They found that after three hours, the stones were covered with a black, sticky mess – wood tar. This was easily scraped from the stones and analysis demonstrated that the tar was molecularly similar to that found on Neanderthal tools.

The team then used the tar to construct a test tool that a robot arm dragged with great precision across a test bed 170 times, yet it showed no signs of the adhesive bond weakening. In addition, they constructed a tool using the tar to attach a stone scraper to a wooden handle, which was then used to scrape the tough outer membrane from the thigh bone of a calf.

Because the stone method is so simple and could have been discovered by the Neanderthals so easily at any camp site, the study concluded that the presence of tar-glued tools is not an indicator of complex behavior or organization.

The study was published in Proceedings of the National Academy of Sciences (PNAS).

Source: New York University

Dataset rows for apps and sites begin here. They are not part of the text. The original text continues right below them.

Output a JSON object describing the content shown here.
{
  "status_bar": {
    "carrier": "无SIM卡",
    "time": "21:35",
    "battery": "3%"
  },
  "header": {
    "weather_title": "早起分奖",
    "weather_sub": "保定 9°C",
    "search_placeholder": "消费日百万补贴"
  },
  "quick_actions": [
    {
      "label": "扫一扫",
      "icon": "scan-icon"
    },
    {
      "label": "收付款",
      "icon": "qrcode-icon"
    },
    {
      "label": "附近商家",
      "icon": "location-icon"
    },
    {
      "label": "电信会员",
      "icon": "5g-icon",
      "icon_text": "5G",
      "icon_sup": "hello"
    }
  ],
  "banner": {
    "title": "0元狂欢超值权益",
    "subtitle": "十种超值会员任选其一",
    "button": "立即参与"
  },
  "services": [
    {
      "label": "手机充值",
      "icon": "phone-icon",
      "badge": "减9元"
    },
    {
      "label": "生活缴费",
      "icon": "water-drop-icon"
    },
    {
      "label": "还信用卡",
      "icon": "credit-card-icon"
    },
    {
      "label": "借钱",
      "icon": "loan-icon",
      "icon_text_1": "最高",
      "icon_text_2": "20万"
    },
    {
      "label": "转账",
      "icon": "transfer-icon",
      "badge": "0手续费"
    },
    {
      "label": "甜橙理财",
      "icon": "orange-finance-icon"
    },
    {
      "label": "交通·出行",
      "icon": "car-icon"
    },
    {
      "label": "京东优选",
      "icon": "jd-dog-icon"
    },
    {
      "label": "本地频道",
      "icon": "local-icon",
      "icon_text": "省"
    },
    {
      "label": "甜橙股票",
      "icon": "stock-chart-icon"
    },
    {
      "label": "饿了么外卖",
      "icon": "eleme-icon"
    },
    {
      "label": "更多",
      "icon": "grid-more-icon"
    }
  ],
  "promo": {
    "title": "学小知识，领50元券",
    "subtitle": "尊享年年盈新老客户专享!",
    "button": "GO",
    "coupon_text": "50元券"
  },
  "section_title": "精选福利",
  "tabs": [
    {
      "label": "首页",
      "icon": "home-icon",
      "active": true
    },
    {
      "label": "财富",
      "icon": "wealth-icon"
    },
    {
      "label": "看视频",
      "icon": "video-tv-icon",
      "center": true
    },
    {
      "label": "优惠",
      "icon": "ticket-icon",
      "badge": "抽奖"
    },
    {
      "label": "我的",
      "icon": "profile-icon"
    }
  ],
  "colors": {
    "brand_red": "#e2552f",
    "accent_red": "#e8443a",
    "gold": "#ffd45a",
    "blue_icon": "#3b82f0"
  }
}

8 comments
Bert Goz
Neanderthals didn't destroy the planet , or overpopulate it , but WE are the smart ones?!! Maybe they worked out a symbiotic life style, without greed......the single worst human affliction!
Lawrence Stoskopf
So this guy without a PhD is sitting there looking at a rock with some black, sticky stuff and thinks, "Hey, I could use this to make...." Wouldn't it have been fun to have given this Hacker a GameBoy and watched? A pretty complex thought process from seeing this to making a working tool or so. Thanks for studying this.
Nobody
I am always intrigued by scientists who claim that our ancestors weren't all that smart. In a world before metals were discovered their building materials consisted of wood and stone. How many of these modern scientific geniuses could survive in that world? We still have no idea how Stonehenge, the pyramids, Chichen Itza or the intricately fitted walls in Peru were constructed. By then they may have had primitive copper tools but HOW did they do it? Even in Europe, the older the ruins, the larger the stones that were used to construct them. The more technology we have, the weaker we become and the fewer the number of people who understand it. We stand on the shoulders of giants and the cave men were those giants in more ways than we can imagine.
Douglas Bennett Rogers
This opens up a wide range of technology to look for.
Username
reversely, just because there's a simple way to make wood tar doesn't mean they weren't intelligent.
lisaloo
And with that, 70,000 Neanderthal spirits just experienced their first bummed high.
G.F. Brown
So, does this discovery that the present day scientists were wrong in their previous assessments of Neanderthal intelligence, prove that present day scientists are not as intelligent as they once considered themselves?
Tony Bertrand
Funny to read the conclusion by these scientists... Don't they know that this discovery is exactly the opposite of what they are claiming. Being able to do some, now, complex extraction in a very simple way is a proof of highly superior mind, watching nature and understanding the process the natural way. This discovery simply proves that Neanderthals were even smarter than these scientists thought. Period.